Cacophony is a figure of speech in which harsh, unharmonious, or dissonant speech sounds are sometimes used deliberately by writers, especially poets, to achieve a particular effect. It is the opposite of Euphony.
Example 1; A well-known example occurs in Tennyson’s Morte D’Arthur:
Dry clashed his harness in the icy caves
And barren chasms, and all to left and right
The bare black cliff clanged round him, as he based
His feet on juts of slippery crag that rang
Sharp-smitten with the dint of armed heels –
And on a sudden, lo! the level lake,

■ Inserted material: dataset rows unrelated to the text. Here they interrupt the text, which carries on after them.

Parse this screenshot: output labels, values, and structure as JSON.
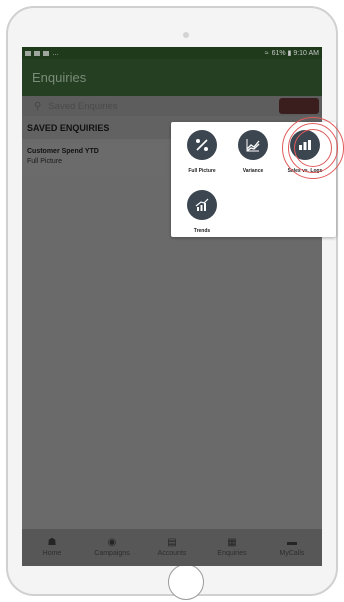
{
  "statusbar": {
    "left_text": "…",
    "right_text": "61% ▮ 9:10 AM"
  },
  "appbar": {
    "title": "Enquiries"
  },
  "search": {
    "placeholder": "Saved Enquiries"
  },
  "section": {
    "title": "SAVED ENQUIRIES"
  },
  "saved_items": [
    {
      "title": "Customer Spend YTD",
      "subtitle": "Full Picture"
    }
  ],
  "popup": {
    "tiles": [
      {
        "label": "Full Picture",
        "icon": "full-picture-icon"
      },
      {
        "label": "Variance",
        "icon": "variance-chart-icon"
      },
      {
        "label": "Sales vs. Logs",
        "icon": "sales-vs-logs-icon"
      },
      {
        "label": "Trends",
        "icon": "trends-chart-icon"
      }
    ]
  },
  "bottom_nav": [
    {
      "label": "Home",
      "icon": "home-icon"
    },
    {
      "label": "Campaigns",
      "icon": "campaigns-icon"
    },
    {
      "label": "Accounts",
      "icon": "accounts-icon"
    },
    {
      "label": "Enquiries",
      "icon": "enquiries-icon"
    },
    {
      "label": "MyCalls",
      "icon": "mycalls-icon"
    }
  ],
  "colors": {
    "status_bar": "#1e3a1b",
    "app_bar": "#253f22",
    "overlay": "#6a6a6a",
    "icon_circle": "#3c4650",
    "highlight": "#e05a5a"
  }
}
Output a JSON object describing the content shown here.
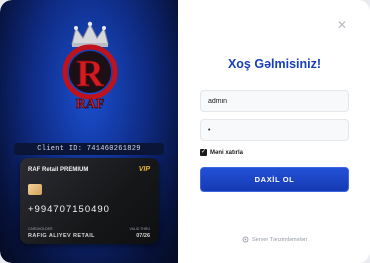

And the long glories of the winter moon.
The alliteration and assonance of the first five lines are self-evidently rough; the last two lines, containing the same devices, are mellifluously smooth and euphonious.
Examples 2; William Shakespeare uses Cacophony in Lady Macbeth’s famous speech in the tragedy “Macbeth”
Out, damned spot! Out, I say!—One, two. Why, then, ’tis time to do ’t. Hell is murky!—Fie, my lord, fie! A soldier, and afeard? What need we fear who knows it, when none can call our power to account?—Yet who would have thought the old man to have had so much blood in him.